1957. Donovan is an insurance lawyer who finds himself defending an accused traitor, a Soviet spy who intercepts secret messages under park benches and operates radio equipment out of a hotel room in NYC. Donovan is reluctant but soon is immersed in the case, always looking to the Constitution while the F.B.I., C.I.A. and seemingly everyone else just wants to send the spy to the gas chamber. Donovan himself played prosecutor at the Nuremburg trials, but cites that his client is entitled to civil liberties, something many in the name of nationalism are too willing to forgo.
Donovan repeatedly notes that Abel was acting as a patriot for his country, and that Americans do the same in the name of theirs as they go about the business of espionage overseas. The lawyer's crusades are unpopular with the public, even his own family. Abel is expectedly convicted, but Donovan successfully lobbies the judge to hand down a jail sentence rather than the death penalty.
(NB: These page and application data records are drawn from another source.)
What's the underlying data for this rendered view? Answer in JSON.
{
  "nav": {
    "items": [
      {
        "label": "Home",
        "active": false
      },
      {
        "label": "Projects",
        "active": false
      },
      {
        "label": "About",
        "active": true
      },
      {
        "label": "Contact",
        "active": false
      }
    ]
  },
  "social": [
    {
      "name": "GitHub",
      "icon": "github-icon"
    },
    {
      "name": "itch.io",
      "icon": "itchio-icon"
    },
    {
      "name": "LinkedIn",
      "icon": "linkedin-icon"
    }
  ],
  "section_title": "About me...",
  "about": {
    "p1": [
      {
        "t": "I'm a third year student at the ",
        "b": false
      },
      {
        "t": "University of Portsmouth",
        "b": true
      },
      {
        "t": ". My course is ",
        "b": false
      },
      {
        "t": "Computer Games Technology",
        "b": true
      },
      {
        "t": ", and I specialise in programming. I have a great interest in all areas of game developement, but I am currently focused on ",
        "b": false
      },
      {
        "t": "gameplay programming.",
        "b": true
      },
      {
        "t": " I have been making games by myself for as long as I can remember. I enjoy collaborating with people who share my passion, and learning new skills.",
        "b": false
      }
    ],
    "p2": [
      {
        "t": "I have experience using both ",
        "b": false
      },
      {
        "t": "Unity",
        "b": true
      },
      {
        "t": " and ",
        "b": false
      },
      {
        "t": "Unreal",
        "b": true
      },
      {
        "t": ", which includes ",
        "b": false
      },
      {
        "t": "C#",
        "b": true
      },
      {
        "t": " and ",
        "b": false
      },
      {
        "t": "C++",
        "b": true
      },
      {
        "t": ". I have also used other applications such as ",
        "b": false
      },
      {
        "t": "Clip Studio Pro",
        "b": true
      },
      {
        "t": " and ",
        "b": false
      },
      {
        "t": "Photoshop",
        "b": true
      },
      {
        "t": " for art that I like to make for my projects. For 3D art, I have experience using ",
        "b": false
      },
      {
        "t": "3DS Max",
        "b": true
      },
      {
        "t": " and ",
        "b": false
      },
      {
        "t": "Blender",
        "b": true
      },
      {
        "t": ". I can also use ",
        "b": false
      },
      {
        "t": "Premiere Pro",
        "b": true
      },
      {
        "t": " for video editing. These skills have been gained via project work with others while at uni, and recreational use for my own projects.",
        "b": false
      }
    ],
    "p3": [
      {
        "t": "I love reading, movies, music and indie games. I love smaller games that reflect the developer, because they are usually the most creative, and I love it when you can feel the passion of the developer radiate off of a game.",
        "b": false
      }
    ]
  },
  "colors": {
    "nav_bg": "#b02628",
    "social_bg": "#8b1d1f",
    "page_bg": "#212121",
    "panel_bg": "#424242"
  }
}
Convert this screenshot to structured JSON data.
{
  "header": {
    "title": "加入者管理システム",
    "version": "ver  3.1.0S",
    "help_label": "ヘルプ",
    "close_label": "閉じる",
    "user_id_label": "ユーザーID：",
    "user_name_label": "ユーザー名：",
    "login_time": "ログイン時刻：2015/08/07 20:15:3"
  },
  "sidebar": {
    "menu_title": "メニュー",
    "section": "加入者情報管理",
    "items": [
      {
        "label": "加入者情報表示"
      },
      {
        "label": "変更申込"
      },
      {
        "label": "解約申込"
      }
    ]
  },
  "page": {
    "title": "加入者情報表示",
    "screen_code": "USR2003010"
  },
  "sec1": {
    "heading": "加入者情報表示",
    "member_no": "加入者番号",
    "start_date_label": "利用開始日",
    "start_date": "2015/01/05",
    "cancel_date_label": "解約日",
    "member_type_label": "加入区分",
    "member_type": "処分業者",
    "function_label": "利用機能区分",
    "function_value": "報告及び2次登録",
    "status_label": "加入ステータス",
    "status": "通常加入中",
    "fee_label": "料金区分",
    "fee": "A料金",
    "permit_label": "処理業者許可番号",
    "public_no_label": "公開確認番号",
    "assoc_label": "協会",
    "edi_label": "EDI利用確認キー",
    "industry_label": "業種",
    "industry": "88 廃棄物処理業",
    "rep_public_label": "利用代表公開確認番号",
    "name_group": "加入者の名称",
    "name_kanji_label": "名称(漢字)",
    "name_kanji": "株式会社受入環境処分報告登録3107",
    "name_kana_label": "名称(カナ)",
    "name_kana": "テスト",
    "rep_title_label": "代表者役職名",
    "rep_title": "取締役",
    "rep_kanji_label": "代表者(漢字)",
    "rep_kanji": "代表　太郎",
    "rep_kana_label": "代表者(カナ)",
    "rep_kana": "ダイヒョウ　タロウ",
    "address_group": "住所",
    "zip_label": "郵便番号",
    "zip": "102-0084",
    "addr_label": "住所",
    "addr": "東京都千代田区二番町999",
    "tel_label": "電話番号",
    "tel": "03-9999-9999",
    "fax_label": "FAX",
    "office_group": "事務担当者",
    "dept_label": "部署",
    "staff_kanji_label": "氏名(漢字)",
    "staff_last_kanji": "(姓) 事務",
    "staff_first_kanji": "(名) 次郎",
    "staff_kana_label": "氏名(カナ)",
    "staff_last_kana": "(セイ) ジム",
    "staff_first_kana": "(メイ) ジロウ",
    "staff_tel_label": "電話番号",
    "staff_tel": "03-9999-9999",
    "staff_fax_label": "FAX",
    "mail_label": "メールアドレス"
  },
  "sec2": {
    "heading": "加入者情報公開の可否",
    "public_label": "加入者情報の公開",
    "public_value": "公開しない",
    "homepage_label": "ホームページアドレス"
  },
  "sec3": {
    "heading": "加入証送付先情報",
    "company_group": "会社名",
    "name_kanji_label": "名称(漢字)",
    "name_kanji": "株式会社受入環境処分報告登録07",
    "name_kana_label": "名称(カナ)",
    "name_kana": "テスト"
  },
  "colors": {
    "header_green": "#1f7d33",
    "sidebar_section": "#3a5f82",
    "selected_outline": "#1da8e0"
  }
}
His reasoning - what if one of our own finds himself in the same predicament in Russia? An insurance policy, if you will.
Sure enough, Francis Powers (Austin Stowell) is facing charges in a Soviet court after his U-2 is shot down some time later. A swap of sorts is considered by the U.S.S.R for Abel. Donovan travels to East Berlin for a series of frustrating meetings with Embassy officials and even KGB to broker the deal, which the lawyer further insists includes the release of American student Frederic Pryor (Will Rogers). The attorney will find himself subjected to "spy stuff", somewhat dangerous.
Quite encouragingly, the screenplay credits the participation of Joel and Ethan Coen along with Matt Charman. The Coens apparently added quite a bit to the negotiation scenes, and some of their quirky humor is visible during moments with East German Attorney General Harald Ott (Burghart Klaubner). But the screenplay suffers a fair amount of predictability, even if most or all of the events are true (with altered timelines). When Donovan loses his overcoat to street toughs, you just know someone is going to tell him how crazy he is to be without one in Germany's punishing winter. I also found the train scenes in NYC to be too "Hollywood" as when the disapproving eyes of passengers stare at Donovan over newspapers. And then at the end, as Donovan is vindicated, those eyes soften. Bah. BRIDGE OF SPIES didn't need such "movie moments". It's the sort of thing of which Ron Howard is often guilty. Some of Thomas Newman's scoring cues are also a bit too obvious.
But BRIDGE OF SPIES is an engrossing, entertaining bit of history that does in fact make you happy to know that men like Donovan do exist. Who are tirelessly advocating for the forgotten and dispossessed even when they perhaps just want to fall into their own beds.